What is needed:
From the first line to the last, write out the records exactly.

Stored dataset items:

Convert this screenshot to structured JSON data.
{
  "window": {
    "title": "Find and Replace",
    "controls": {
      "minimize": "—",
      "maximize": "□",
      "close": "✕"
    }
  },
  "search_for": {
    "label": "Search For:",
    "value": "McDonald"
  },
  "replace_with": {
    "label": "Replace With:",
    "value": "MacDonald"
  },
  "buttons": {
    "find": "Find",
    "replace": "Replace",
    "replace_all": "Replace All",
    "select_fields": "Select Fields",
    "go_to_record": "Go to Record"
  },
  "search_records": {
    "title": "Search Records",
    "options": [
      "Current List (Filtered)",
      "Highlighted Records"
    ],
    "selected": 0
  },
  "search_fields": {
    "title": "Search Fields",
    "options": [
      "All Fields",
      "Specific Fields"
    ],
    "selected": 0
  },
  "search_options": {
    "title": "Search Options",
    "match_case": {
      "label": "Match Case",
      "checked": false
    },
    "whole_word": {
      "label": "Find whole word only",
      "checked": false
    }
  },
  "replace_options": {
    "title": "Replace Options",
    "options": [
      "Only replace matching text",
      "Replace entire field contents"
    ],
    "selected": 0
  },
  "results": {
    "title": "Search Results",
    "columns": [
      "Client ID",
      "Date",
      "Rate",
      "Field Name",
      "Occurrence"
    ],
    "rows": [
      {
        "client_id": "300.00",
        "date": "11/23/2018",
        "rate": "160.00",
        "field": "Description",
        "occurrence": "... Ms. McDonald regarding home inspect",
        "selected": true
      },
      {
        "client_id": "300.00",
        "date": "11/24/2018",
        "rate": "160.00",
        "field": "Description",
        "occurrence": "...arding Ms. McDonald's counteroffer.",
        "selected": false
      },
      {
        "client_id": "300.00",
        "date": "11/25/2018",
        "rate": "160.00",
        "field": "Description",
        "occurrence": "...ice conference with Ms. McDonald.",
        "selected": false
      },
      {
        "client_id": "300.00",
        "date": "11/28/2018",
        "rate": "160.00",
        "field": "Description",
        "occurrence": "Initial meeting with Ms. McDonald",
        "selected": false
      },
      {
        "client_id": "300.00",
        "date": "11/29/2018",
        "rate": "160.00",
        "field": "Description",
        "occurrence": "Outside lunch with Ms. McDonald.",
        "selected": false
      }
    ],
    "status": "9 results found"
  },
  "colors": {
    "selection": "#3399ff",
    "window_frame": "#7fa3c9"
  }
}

Exercise result:
Convert this screenshot to structured JSON data.
{
  "window": {
    "title": "Find and Replace",
    "controls": {
      "minimize": "—",
      "maximize": "□",
      "close": "✕"
    }
  },
  "search_for": {
    "label": "Search For:",
    "value": "McDonald"
  },
  "replace_with": {
    "label": "Replace With:",
    "value": "MacDonald"
  },
  "buttons": {
    "find": "Find",
    "replace": "Replace",
    "replace_all": "Replace All",
    "select_fields": "Select Fields",
    "go_to_record": "Go to Record"
  },
  "search_records": {
    "title": "Search Records",
    "options": [
      "Current List (Filtered)",
      "Highlighted Records"
    ],
    "selected": 0
  },
  "search_fields": {
    "title": "Search Fields",
    "options": [
      "All Fields",
      "Specific Fields"
    ],
    "selected": 0
  },
  "search_options": {
    "title": "Search Options",
    "match_case": {
      "label": "Match Case",
      "checked": false
    },
    "whole_word": {
      "label": "Find whole word only",
      "checked": false
    }
  },
  "replace_options": {
    "title": "Replace Options",
    "options": [
      "Only replace matching text",
      "Replace entire field contents"
    ],
    "selected": 0
  },
  "results": {
    "title": "Search Results",
    "columns": [
      "Client ID",
      "Date",
      "Rate",
      "Field Name",
      "Occurrence"
    ],
    "rows": [
      {
        "client_id": "300.00",
        "date": "11/23/2018",
        "rate": "160.00",
        "field": "Description",
        "occurrence": "... Ms. McDonald regarding home inspect",
        "selected": true
      },
      {
        "client_id": "300.00",
        "date": "11/24/2018",
        "rate": "160.00",
        "field": "Description",
        "occurrence": "...arding Ms. McDonald's counteroffer.",
        "selected": false
      },
      {
        "client_id": "300.00",
        "date": "11/25/2018",
        "rate": "160.00",
        "field": "Description",
        "occurrence": "...ice conference with Ms. McDonald.",
        "selected": false
      },
      {
        "client_id": "300.00",
        "date": "11/28/2018",
        "rate": "160.00",
        "field": "Description",
        "occurrence": "Initial meeting with Ms. McDonald",
        "selected": false
      },
      {
        "client_id": "300.00",
        "date": "11/29/2018",
        "rate": "160.00",
        "field": "Description",
        "occurrence": "Outside lunch with Ms. McDonald.",
        "selected": false
      }
    ],
    "status": "9 results found"
  },
  "colors": {
    "selection": "#3399ff",
    "window_frame": "#7fa3c9"
  }
}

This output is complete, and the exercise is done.